Light variant. Fast food is usually high in fat, protein, and salt. Its nutritional value is often underestimated. A popular combination, Big Mac - French fries - Cola, is no longer a snack, but corresponds to a hearty main meal with a good 1000 calories. But not all fast food is the same as fast food. A simple hamburger with salad and a glass of orange juice would be healthier and only half as energetic. The same applies to schnitzel, pizza or sandwich: high-calorie food can be enriched with vitamin-rich side dishes. Fresh fruits and vegetables, low-fat dairy products would be best.

Forgivable sins. Every now and then you can treat yourself to a calorie bomb, provided that you otherwise pay attention to a balanced diet. This also applies to children. Bans mostly have the opposite effect; better integrate your “favorite food” into the menu: do not put anything hearty in front of you on the same day, but rather a pasta with vegetable sauce or wholemeal bread with cheese and fruit, for example.
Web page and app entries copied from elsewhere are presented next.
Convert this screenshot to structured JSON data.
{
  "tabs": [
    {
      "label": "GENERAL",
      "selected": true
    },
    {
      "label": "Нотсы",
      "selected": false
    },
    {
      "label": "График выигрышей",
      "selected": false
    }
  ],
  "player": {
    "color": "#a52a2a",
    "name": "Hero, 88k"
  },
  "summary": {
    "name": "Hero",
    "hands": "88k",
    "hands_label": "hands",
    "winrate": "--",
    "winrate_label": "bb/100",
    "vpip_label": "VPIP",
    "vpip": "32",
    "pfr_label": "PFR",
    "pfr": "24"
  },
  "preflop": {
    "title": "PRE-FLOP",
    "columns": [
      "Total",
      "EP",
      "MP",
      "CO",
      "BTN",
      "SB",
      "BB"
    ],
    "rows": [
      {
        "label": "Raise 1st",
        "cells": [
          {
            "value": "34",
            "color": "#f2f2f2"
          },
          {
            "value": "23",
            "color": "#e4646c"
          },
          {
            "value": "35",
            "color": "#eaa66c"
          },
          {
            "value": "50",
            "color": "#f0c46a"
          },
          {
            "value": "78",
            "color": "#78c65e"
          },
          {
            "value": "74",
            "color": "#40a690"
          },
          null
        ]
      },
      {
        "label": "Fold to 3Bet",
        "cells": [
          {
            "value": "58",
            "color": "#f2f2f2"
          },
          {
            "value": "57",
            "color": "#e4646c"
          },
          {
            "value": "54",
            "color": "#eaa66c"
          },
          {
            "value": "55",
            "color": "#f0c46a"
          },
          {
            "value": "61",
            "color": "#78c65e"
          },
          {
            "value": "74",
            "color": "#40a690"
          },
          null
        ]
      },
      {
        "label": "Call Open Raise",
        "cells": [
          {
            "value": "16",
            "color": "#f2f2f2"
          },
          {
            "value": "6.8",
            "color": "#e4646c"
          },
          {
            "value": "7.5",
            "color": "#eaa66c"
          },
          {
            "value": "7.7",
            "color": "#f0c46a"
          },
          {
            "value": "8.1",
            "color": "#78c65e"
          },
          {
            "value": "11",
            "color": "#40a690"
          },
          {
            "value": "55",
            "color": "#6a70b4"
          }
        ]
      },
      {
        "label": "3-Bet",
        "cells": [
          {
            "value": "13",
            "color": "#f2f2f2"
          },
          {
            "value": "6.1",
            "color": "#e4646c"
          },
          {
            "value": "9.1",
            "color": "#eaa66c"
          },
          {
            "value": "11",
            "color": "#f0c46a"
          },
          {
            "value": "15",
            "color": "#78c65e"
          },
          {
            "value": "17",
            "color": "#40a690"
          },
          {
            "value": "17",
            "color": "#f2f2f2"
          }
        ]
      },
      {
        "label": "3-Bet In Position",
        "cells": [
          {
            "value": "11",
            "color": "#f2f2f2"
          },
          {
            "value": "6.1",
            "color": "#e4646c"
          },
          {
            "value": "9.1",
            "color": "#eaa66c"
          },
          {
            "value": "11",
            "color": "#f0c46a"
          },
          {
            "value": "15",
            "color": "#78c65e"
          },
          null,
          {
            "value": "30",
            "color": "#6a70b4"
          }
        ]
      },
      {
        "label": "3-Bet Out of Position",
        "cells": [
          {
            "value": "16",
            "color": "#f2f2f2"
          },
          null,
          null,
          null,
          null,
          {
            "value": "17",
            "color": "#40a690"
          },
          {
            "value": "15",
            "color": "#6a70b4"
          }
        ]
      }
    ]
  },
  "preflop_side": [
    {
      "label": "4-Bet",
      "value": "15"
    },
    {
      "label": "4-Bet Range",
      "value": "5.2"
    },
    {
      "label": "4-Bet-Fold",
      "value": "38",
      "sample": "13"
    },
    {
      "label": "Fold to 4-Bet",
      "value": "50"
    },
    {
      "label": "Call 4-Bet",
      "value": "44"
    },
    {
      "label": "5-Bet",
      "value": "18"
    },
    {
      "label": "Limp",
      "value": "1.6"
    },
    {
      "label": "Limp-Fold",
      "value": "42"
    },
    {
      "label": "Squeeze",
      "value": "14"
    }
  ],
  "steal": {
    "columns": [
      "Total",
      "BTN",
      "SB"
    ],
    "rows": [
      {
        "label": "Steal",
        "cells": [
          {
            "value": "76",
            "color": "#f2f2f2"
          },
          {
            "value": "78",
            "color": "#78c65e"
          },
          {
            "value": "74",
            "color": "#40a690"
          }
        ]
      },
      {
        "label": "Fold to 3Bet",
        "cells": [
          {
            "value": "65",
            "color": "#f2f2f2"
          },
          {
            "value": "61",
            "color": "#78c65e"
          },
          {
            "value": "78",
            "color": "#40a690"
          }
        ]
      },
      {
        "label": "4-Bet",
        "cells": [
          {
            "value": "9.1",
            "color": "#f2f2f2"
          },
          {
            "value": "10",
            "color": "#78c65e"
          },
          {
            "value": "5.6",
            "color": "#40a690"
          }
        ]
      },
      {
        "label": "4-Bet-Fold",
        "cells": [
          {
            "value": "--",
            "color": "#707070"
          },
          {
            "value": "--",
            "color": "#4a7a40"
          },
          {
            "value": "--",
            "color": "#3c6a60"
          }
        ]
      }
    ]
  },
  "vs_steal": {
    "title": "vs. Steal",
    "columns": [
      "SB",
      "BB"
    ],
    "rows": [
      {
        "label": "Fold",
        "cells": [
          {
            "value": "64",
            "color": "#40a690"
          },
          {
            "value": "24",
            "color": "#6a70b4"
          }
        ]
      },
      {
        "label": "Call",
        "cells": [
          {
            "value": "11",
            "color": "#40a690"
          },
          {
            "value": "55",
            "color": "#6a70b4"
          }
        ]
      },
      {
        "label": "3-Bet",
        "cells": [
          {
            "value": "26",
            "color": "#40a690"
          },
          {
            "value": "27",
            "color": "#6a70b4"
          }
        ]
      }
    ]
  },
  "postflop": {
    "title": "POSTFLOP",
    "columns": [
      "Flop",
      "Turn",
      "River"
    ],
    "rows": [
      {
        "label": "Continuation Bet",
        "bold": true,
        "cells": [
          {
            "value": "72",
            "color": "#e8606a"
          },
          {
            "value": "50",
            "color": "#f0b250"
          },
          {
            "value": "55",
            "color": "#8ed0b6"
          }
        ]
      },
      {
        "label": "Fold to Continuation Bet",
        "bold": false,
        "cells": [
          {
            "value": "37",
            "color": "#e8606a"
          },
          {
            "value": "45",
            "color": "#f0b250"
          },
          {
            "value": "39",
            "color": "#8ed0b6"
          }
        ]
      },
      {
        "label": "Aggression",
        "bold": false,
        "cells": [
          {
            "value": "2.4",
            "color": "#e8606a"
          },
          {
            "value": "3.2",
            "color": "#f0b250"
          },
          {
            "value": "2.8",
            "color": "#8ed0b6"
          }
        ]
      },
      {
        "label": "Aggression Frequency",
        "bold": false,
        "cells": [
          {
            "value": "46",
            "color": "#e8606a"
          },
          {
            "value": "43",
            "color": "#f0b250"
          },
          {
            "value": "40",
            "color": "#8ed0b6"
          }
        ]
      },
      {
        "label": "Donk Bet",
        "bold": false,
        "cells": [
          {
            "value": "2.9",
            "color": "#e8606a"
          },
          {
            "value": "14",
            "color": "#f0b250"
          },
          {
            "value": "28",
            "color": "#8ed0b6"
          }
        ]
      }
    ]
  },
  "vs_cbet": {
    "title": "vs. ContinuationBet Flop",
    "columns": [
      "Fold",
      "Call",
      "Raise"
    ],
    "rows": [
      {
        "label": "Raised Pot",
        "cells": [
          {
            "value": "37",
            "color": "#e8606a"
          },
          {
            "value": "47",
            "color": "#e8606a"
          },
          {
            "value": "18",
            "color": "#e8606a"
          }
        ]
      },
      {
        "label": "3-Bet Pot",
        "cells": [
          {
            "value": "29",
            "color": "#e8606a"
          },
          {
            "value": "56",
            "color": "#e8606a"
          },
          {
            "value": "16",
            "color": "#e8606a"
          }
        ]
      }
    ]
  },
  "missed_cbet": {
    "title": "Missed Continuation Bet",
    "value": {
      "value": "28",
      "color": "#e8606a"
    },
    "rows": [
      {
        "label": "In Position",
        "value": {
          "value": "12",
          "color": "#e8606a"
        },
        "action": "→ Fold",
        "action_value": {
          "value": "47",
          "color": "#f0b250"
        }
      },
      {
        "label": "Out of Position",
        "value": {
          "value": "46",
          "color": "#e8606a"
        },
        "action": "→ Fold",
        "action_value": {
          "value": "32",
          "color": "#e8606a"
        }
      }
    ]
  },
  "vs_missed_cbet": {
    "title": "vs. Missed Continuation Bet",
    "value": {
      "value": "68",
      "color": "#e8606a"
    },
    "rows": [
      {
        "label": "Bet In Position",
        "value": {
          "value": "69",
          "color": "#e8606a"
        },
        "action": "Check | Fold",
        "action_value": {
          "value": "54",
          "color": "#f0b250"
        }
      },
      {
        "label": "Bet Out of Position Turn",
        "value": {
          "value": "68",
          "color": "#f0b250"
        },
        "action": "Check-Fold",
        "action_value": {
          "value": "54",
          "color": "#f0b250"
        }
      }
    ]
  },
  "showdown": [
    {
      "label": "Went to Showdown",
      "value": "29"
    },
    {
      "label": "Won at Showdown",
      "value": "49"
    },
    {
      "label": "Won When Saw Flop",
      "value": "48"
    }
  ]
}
Lesson learned. McDonald’s has learned from the campaigns against him and is now most ready to take on social responsibility. Three Austrian chains follow at a great distance. For other global corporations (Burger King, Pizza Hut ...) ethics is still a foreign word.

Ask questions. Large corporations in particular react to public pressure. Everyone can contribute to this - for example by asking those responsible unpleasant questions (Internet addresses in the table “What customers should know”).

Calorie bombs. A menu in a fast food establishment - main meal, side dish, drink - can have more calories than a main meal. And it's not exactly cheap either: you have to reckon with up to 12 euros.

That's how we tested

The survey was carried out by the VKI in January / February 2003. The core of the investigation is a survey of the companies, supplemented by written documents from the company, market research, discussions with company representatives and interest groups as well as mystery calls.

The criteria are divided into three areas and have been weighted according to their importance; was assessed according to the degree to which the (weighted) criteria were met, with a maximum of 100 percent. The overall rating results from the arithmetic mean of the three areas; it is also presented in a four-level ethical rating.

The following areas were surveyed (exemplary):

  • Environment: Environmental management, reduction of the consumption of water, waste water, energy, reduction of the emission of pollutants, reduction of packaging waste.
  • Social: Works council, measures to secure employment, health-promoting and family-friendly offers for employees, apprenticeship training, promotion of women, promotion of the disabled, compliance with international social standards in the procurement of goods or preliminary products.
  • Information openness: Publication of business reports, environmental reports and social reports, website analysis, willingness to provide information on inquiries, quality assurance, access to information, contact with interest groups (environmental associations, NGOs, consumer organizations).